The SIGNS may aspire to a higher mission than it has yet fulfilled; but no religious periodical has ever be fore attained the eminent and exalted position of the SIGNS. Its editor, now in the eightieth year of his earthly pilgrimage, can look back to see, but to make all due allowance for human infirmity. He can afford to overlook and forgive every unkind thing that has ever been said of him. In humble yet unshaken faith he can commit his future to him that judgeth righteously. Let us indulge the hope that the incoming year will be one of happiness and peace beyond those which have preceded it. That the columns of the SIGNS will be greatly enriched with gospel treasure. That alienations and strivings about words will cease. That wounds will be healed, offenses forgiven, and broken fellowship restored. That Zion may be redeemed with judgment, and her converts with righteousness. And that her captives weeping by the rivers of Babylon may come home with joy and singing. A happy year then to all the household of faith, for happy is that people whose God is the Lord.

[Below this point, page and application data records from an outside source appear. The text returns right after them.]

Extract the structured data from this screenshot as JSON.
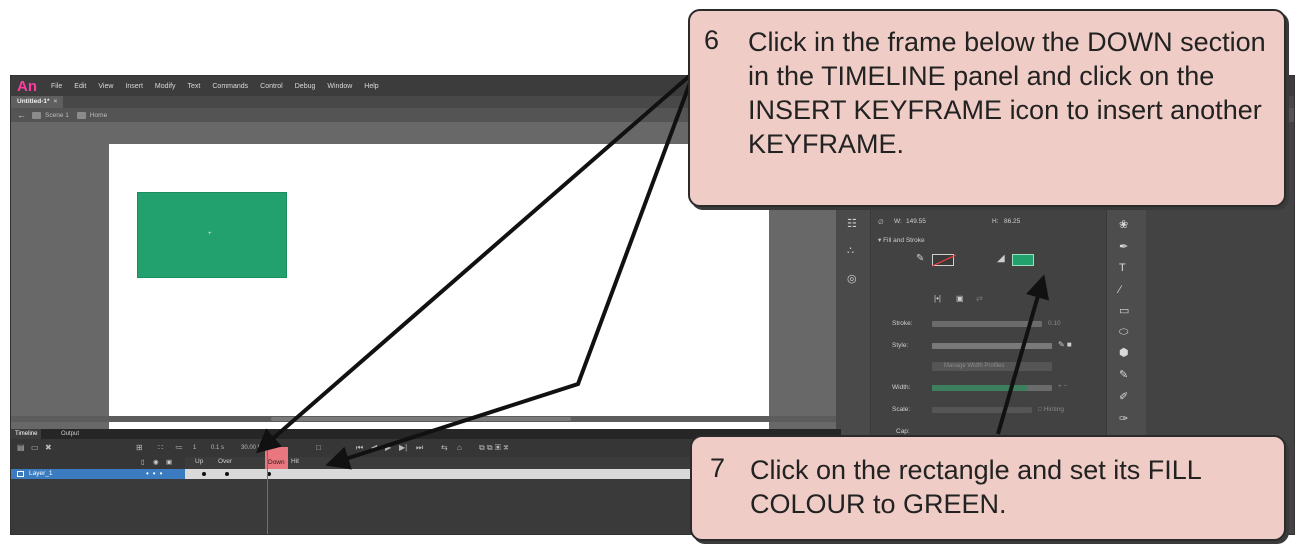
{
  "app": {
    "logo": "An",
    "menu": [
      "File",
      "Edit",
      "View",
      "Insert",
      "Modify",
      "Text",
      "Commands",
      "Control",
      "Debug",
      "Window",
      "Help"
    ],
    "document_tab": "Untitled-1*",
    "document_tab_close": "×",
    "breadcrumb": {
      "scene": "Scene 1",
      "symbol": "Home"
    }
  },
  "properties": {
    "w_label": "W:",
    "w_value": "149.55",
    "h_label": "H:",
    "h_value": "86.25",
    "section": "▾ Fill and Stroke",
    "stroke_label": "Stroke:",
    "stroke_value": "0.10",
    "style_label": "Style:",
    "manage_button": "Manage Width Profiles",
    "width_label": "Width:",
    "scale_label": "Scale:",
    "hinting_label": "Hinting",
    "cap_label": "Cap:",
    "fill_color": "#22a06e"
  },
  "timeline": {
    "tabs": [
      "Timeline",
      "Output"
    ],
    "fps": "30.00 fps",
    "time": "0.1 s",
    "frame_headers": [
      "Up",
      "Over",
      "Down",
      "Hit"
    ],
    "layer_name": "Layer_1"
  },
  "callouts": {
    "step6_number": "6",
    "step6_text": "Click in the frame below the DOWN section in the TIMELINE panel and click on the INSERT KEYFRAME icon to insert another KEYFRAME.",
    "step7_number": "7",
    "step7_text": "Click on the rectangle and set its FILL COLOUR to GREEN."
  }
}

Yours to serve in the cause,
E. RITTENHOUSE.

Signs of the Times
Volume 48, No. 3
February 1, 1880